Those positions are great for Hollywood and the pharmaceutical industry, but it's not obvious that they are in the interests of the broader U.S. economy. To the contrary, critics contend that the rights of copyright and patent holders have been expanded too much. Those concerns do not seem to have swayed the trade negotiators in the Obama administration.
Two major factors contribute to the USTR's strong pro-rightsholder slant. An obvious one is the revolving door between USTR and private industry. Since the turn of the century, at least a dozen USTR officials have taken jobs with pharmaceutical companies, filmmakers, record labels, and technology companies that favor stronger patent and copyright protection.
A more subtle factor is the structure and culture of USTR itself. In its role as a promoter of global trade, USTR has always worked closely with U.S. exporters. That exporter-focused culture isn't a problem when USTR is merely seeking to remove barriers to selling U.S. goods overseas, but it becomes problematic on issues like copyright and patent law where exporters' interests may run directly counter to those of American consumers.
Lee provided extensive examples of how US trade officials transited the revolving door to and/or from the pharmaceutical industry.
On May 3, 2004, the United States and Australia signed a bilateral trade agreement. The agreement included a section on intellectual property that had numerous provisions favorable to pharmaceutical manufacturers. For example, it barred generic drug makers seeking approval for their drugs from citing safety or efficacy information originally submitted by brand-name drug makers for a period of five years after the information is submitted, making it more difficult for generic drug makers to enter the market.

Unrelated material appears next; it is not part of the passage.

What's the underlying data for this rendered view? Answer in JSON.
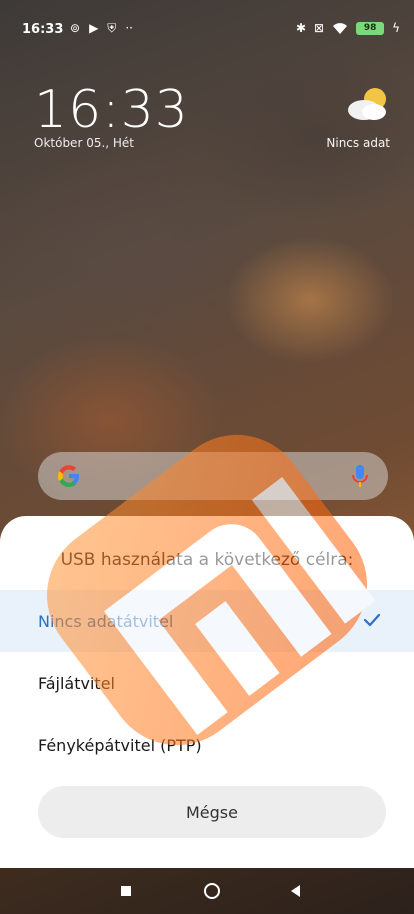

The lead American negotiator was Ralph Ives, who was promoted to Assistant USTR for Pharmaceutical Policy soon after the negotiations concluded. He was aided by Claude Burcky, Deputy Assistant USTR for Intellectual Property. Less than three months after the Australia agreement was signed, the Sydney Morning Herald reported that both men would take jobs at pharmaceutical or medical device companies. Their new employers stood to benefit from some of the pro-patent-holder provisions of the treaty. Ives took a job at AdvaMed, a trade group representing medical device manufacturers. Burcky moved to the pharmaceutical and medical device company Abbott Labs.
Since then, Abbott has hired two other USTR veterans, Andrea Durkin and Karen Hauda, according to the women's LinkedIn pages. Another USTR official, Kira Alvarez, has gone through the revolving door twice over the last 15 years. Her LinkedIn profile indicates that she served at USTR from 2000 to 2003, spent four years at the pharmaceutical giant Eli Lilly, and then returned to USTR in 2008 as Deputy Assistant USTR for Intellectual Property Enforcement. She was there for five years before she took a job at AbbVie, a pharmaceutical firm that spun off from Abbott earlier this year.